Bonding, Innate Trust & Mutual Respect
Joseph Chilton Pearce

We look at the child through this pattern and rarely see the child for who they really are. Sensing this child responds to the implicit false image as rejection, not being seen for whom they are but what others project they should be. The adult routinely using shame to modify the child’s behavior. Whereas, shame is the great crippling force of all life. Aren’t’ you ashamed of yourself? The parent is expressing rejection which is psychological atonement

I remember the mother of my first family said to me that the one behavior in our child that would drive me up a wall quicker than anything else would be if I saw one of my own weaknesses displayed by the child.  We find that we really are rigging up in our mind’s eye an ideal child behavior pattern.  We do this almost unconsciously.  And we limit our child through that behavioral pattern to see if they’re matching it.  And so we are never looking to see who the child is as themselves but who they are as a fulfillment of our own idea of what the child should be.  And the child again, picks this up as in effect a film of rejection.  We are rejecting who they really are and are demanding from them behavior according to the parent’s notions of who they should be.  And this isn’t just with the toddler, it’s strongly with the toddler period but then throughout childhood and when it comes to the teenager of course it grows quite, quite acute and critical.

You find this in a number of developmental psychologists looking into the shame factor, the acceptance of shame as a critical need for socializing the child.  There were editorials in our newspapers a few years back about the nation’s critical lack of shame and how what we need is a good dose of shame.  

I can tell you that shame is a great crippling force of our life.  I’ve received a lot of books from various people about the world on being crippled by shame, healing our shame, hiding our shame within us, all these various topics.  Shame is the principle tool by which parent’s enculturate or socialize their child.  Aren’t you ashamed of yourself is a real powerful, powerful thing to a child, because it’s always coupled with some action they have made and a look of rejection on the part of the parent.  The parent is expressing the rejection from them which is the same as abandonment of the little child.  If you behave like this we’d be ashamed of you and abandon you is the signal the child picks up.  You will not be loved.  You will not be nurtured.  

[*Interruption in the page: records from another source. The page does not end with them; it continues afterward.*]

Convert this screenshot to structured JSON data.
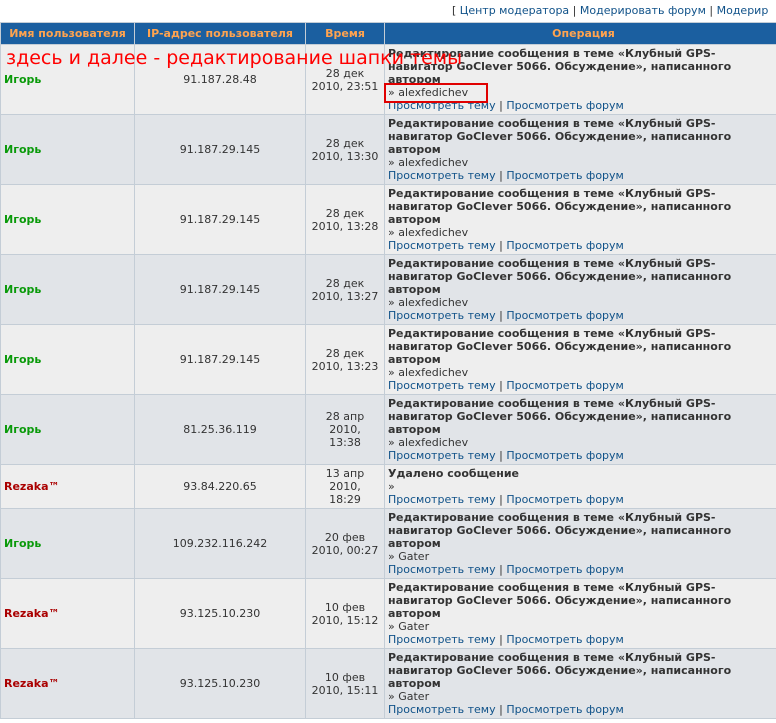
{
  "topnav": {
    "bracket": "[",
    "moderator_center": "Центр модератора",
    "moderate_forum": "Модерировать форум",
    "moderate_more": "Модерир",
    "separator": "|"
  },
  "table": {
    "headers": [
      "Имя пользователя",
      "IP-адрес пользователя",
      "Время",
      "Операция"
    ],
    "view_topic": "Просмотреть тему",
    "view_forum": "Просмотреть форум",
    "link_separator": "|",
    "rows": [
      {
        "user": "Игорь",
        "user_color": "#0a9a0a",
        "ip": "91.187.28.48",
        "time1": "28 дек",
        "time2": "2010, 23:51",
        "op": "Редактирование сообщения в теме «Клубный GPS-навигатор GoClever 5066. Обсуждение», написанного автором",
        "author": "» alexfedichev"
      },
      {
        "user": "Игорь",
        "user_color": "#0a9a0a",
        "ip": "91.187.29.145",
        "time1": "28 дек",
        "time2": "2010, 13:30",
        "op": "Редактирование сообщения в теме «Клубный GPS-навигатор GoClever 5066. Обсуждение», написанного автором",
        "author": "» alexfedichev"
      },
      {
        "user": "Игорь",
        "user_color": "#0a9a0a",
        "ip": "91.187.29.145",
        "time1": "28 дек",
        "time2": "2010, 13:28",
        "op": "Редактирование сообщения в теме «Клубный GPS-навигатор GoClever 5066. Обсуждение», написанного автором",
        "author": "» alexfedichev"
      },
      {
        "user": "Игорь",
        "user_color": "#0a9a0a",
        "ip": "91.187.29.145",
        "time1": "28 дек",
        "time2": "2010, 13:27",
        "op": "Редактирование сообщения в теме «Клубный GPS-навигатор GoClever 5066. Обсуждение», написанного автором",
        "author": "» alexfedichev"
      },
      {
        "user": "Игорь",
        "user_color": "#0a9a0a",
        "ip": "91.187.29.145",
        "time1": "28 дек",
        "time2": "2010, 13:23",
        "op": "Редактирование сообщения в теме «Клубный GPS-навигатор GoClever 5066. Обсуждение», написанного автором",
        "author": "» alexfedichev"
      },
      {
        "user": "Игорь",
        "user_color": "#0a9a0a",
        "ip": "81.25.36.119",
        "time1": "28 апр 2010,",
        "time2": "13:38",
        "op": "Редактирование сообщения в теме «Клубный GPS-навигатор GoClever 5066. Обсуждение», написанного автором",
        "author": "» alexfedichev"
      },
      {
        "user": "Rezaka™",
        "user_color": "#aa0000",
        "ip": "93.84.220.65",
        "time1": "13 апр 2010,",
        "time2": "18:29",
        "op": "Удалено сообщение",
        "author": "»",
        "short": true
      },
      {
        "user": "Игорь",
        "user_color": "#0a9a0a",
        "ip": "109.232.116.242",
        "time1": "20 фев",
        "time2": "2010, 00:27",
        "op": "Редактирование сообщения в теме «Клубный GPS-навигатор GoClever 5066. Обсуждение», написанного автором",
        "author": "» Gater"
      },
      {
        "user": "Rezaka™",
        "user_color": "#aa0000",
        "ip": "93.125.10.230",
        "time1": "10 фев",
        "time2": "2010, 15:12",
        "op": "Редактирование сообщения в теме «Клубный GPS-навигатор GoClever 5066. Обсуждение», написанного автором",
        "author": "» Gater"
      },
      {
        "user": "Rezaka™",
        "user_color": "#aa0000",
        "ip": "93.125.10.230",
        "time1": "10 фев",
        "time2": "2010, 15:11",
        "op": "Редактирование сообщения в теме «Клубный GPS-навигатор GoClever 5066. Обсуждение», написанного автором",
        "author": "» Gater"
      }
    ]
  },
  "annotation": {
    "text": "здесь и далее - редактирование шапки темы",
    "color": "#ff0000"
  }
}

So shame and negativity in general, no don’t, you’re a bad child if you do this, you’re a good child if you do that and so on, all of these judgments leveled against the child simply allow shame and burning into the child a sense of guilt concerning their own actions.  

This does several things to the child, for one thing, instead of an exuberant automatic spontaneous response of acceptance of their world, from that point on they’ll never make a spontaneous response to their world, they’ll react from a negative cautious standpoint. Do I respond to this or will it cause me shame and guilt?  So we find instead of an open interaction with their society and their world they have a cautious, timid, defensive response to that world.  They’ve have, in effect, retreated to their defensive networks of the brain and are trying to defend themselves against the world that is liable to reject them and doesn’t really accept them until they prove their worth according to that society’s standards or sets of expectancy of them.  

We hear, ‘you must win your place.  You must win your wings and win for yourself a place under the sun,’ etc.  The child gets that right from the very beginning which means in effect, they themselves intrinsically are worthless.  They must win their worth in the eyes of their culture and their parents by modifying their behavior along very restricted lines.